Pinus leucodermis 'Indigo Eyes'

Looking carefully, you should be able to see three generations of cones, from the tiny cones at the tips of each apical shoot, the maturing larger purple cones and a faded light brown older cone or two hidden in the foliage.

I told my host that I thought I was about to have cone-gasm. My friend glanced over at me with a combination of question and surprise on his face and then we both burst out laughing. It was one of those rare laughs that seems uncontrollable and goes on and on. I haven’t had an experience like that in quite a number of years. Finally the laughter subsided; we wiped the tears from our eyes and swapped Jean Iseli stories as we drove back to my car.

I didn’t get any weeding done in my garden, but I’ve got memories of a great cone hunting adventure in one of the most beautiful places on earth.

Ed-
Conifer Lover

Ps, I’ll ask Mr. Smith to post some of the other cone shots at our Facebook group – join us there to see more pictures from our great cone-hunting adventure (click the link in the right side menu).

Facebook alert!

We interrupt this regularly scheduled blog entry for this important announcement:

The Amazing World of Conifers is now on Facebook!

With quite a lot of encouragement (and help from my friends) I’ve started a conifer page on Facebook. I hope it will become a place for coneheads to come together and share their own conifer gardening experiences. Post photos of your garden or favorite conifers and share gardening tips and tricks.

I hope you’ll join the group!

Ed-
Conifer Lover

Are you a Conehead?

Abies koreana Aurea

Abies koreana 'Aurea'

I have considered myself a Conehead for many years now, and yet, I don’t claim to come from France. I remember the first time I saw the Conehead sketch on Saturday Night Live back in the late 1970s. I told my friends back then that I was a true Conehead, unlike those on the TV. One of my friends mentioned that he had always thought that I was from another planet referring, I presume,  to my non-conformist wardrobe choices and lack of interest in the disco scene of the day.

Yes, even back in the late ’70s’ I was a Conehead – a conifer lover.  I love the year-round color that conifers can provide with their fantastic and sometimes seasonally changing foliage color, but quite often, it is the cones themselves that provide the color and seasonal interest.

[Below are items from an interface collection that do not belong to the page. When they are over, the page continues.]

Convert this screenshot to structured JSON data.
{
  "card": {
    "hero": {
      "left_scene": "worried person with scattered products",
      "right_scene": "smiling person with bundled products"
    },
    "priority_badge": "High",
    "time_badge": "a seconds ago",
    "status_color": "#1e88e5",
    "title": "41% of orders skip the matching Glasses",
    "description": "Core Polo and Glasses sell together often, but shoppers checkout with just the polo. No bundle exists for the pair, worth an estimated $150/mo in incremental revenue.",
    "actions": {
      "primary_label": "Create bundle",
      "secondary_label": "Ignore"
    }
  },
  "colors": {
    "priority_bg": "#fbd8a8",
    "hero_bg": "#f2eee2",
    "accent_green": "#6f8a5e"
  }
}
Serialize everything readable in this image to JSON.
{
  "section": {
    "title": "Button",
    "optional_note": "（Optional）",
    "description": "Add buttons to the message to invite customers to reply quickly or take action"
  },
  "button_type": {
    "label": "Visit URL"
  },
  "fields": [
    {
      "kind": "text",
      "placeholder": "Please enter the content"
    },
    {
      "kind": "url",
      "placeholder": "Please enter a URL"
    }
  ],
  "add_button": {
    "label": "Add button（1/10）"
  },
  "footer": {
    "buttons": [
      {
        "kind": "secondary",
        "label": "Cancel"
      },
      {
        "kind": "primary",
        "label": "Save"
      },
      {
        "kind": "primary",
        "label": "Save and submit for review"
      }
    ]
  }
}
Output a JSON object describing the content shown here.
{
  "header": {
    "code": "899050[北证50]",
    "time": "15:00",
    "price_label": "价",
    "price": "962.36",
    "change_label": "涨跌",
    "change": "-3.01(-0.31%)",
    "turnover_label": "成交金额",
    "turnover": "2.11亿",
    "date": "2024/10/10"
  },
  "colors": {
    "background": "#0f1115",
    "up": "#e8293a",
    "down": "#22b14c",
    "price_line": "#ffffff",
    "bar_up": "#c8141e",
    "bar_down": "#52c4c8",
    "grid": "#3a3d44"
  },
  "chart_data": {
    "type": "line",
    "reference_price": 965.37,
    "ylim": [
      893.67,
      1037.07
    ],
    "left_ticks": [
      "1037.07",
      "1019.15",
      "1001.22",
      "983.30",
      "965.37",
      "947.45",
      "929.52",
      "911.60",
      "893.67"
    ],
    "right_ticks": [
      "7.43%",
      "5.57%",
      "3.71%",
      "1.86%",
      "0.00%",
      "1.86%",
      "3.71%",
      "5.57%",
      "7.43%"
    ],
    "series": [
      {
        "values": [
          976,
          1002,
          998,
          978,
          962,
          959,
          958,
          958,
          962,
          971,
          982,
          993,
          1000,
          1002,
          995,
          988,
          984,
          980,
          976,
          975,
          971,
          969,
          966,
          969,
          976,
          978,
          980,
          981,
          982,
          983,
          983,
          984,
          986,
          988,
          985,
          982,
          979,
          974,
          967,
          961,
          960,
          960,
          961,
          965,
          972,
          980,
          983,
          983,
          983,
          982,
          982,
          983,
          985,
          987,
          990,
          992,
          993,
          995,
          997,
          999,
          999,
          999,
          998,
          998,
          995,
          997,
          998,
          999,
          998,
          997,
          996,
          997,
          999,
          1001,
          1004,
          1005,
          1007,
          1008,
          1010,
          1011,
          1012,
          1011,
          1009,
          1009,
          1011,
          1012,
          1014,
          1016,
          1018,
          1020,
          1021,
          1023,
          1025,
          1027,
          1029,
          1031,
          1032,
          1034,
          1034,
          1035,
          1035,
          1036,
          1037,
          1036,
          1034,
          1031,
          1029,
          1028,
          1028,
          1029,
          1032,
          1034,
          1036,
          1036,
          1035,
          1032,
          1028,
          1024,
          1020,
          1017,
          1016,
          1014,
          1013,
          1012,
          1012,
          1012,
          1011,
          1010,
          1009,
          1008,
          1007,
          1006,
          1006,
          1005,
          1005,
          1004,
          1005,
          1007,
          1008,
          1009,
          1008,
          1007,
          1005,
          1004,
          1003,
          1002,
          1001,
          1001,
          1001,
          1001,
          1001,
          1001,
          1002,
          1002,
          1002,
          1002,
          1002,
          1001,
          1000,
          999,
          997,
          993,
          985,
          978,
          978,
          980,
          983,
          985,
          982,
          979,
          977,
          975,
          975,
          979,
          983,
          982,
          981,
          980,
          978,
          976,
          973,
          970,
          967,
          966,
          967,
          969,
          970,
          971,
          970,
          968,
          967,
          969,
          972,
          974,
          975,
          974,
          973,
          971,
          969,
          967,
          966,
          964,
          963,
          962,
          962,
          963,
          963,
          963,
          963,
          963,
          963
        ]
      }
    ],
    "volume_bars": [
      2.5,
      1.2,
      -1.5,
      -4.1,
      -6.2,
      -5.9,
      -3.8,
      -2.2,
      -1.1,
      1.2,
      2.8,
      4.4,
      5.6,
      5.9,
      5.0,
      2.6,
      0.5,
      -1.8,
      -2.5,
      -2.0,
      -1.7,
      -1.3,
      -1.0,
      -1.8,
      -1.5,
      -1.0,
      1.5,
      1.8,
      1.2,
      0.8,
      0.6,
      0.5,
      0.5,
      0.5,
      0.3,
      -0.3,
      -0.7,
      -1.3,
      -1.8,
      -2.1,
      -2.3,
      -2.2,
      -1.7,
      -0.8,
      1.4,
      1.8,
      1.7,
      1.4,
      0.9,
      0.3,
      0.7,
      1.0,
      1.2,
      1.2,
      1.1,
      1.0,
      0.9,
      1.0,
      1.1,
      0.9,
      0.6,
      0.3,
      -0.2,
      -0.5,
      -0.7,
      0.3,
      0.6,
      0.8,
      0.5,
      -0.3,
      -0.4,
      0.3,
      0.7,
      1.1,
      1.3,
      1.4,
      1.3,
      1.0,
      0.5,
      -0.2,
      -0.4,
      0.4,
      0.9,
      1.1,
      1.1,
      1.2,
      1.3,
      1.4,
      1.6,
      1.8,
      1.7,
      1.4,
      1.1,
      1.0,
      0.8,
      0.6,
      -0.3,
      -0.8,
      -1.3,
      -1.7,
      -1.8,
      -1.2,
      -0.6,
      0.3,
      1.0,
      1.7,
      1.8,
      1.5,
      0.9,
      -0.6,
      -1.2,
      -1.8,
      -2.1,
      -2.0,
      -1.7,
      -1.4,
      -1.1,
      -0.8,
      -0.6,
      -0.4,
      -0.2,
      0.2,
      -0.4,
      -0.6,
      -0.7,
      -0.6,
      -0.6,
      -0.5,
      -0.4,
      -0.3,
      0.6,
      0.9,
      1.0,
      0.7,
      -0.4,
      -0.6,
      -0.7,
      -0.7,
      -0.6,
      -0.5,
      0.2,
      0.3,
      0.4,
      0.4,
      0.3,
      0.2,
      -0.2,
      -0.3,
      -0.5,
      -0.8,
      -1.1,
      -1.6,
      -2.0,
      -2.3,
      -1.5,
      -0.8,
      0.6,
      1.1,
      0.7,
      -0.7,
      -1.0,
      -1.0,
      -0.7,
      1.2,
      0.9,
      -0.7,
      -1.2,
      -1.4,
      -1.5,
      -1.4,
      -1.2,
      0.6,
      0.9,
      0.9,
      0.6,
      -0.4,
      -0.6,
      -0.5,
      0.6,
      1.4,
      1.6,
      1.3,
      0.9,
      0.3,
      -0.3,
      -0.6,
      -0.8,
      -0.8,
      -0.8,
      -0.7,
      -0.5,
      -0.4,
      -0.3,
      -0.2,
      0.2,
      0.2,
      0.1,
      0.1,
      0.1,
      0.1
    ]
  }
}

In fact, it is the cones (or cone-like reproductive organs) that have  stirred up excitement in me for many years. Some cones, in their early developmental stages are very small and require a keen eye to spot them. Others can be large from an early age and become huge over the course of a season or two depending on their genus and species.
Picea orientalis Aureospicata

Picea orientalis 'Aureospicata'

My favorites begin as very colorful red or purple “buds” that grow  into symmetrically balanced spirals of winged pockets designed to  protect the seed as it develops and then allows the seed to launch into the wind or be relocated by birds or other wildlife at maturity.

Very colorful cones may be discovered growing on some cultivars of Abies koreana (Korean Fir), Picea abies (Norway Spruce), Picea orientalis (Oriental Spruce), Pinus parviflora (Japanese White Pine) or Pseudotsuga menziesii (Douglas Fir). These colorful cones can add excitement and interest to the spring and early summer garden. The detail in these young cones can be stunning, often only visible with a magnifying glass or a good macro lens on the  camera.

Pseudotsuga menziesii Blue

Pseudotsuga menziesii 'Blue'

As the cones continue to grow and mature through the summer months, their color may change and become darker or even tinged with a different hue. Most will begin to ooze resin which can actually sparkle in the early morning or late afternoon sunlight. At maturity, many cones will have turned brown and the seed-holding pockets will have spread and opened allowing the seeds to escape. The larger dried cones are what we often see used decoratively in flower arrangements or in wreathes and swags during the winter holidays.

Cones add to the multi-seasonal appeal of conifers and are one of the reasons many gardeners consider themselves Coneheads all over the world.

Ed-
Conifer Lover

As always, thanks to my friends at Iseli Nursery for the photo links.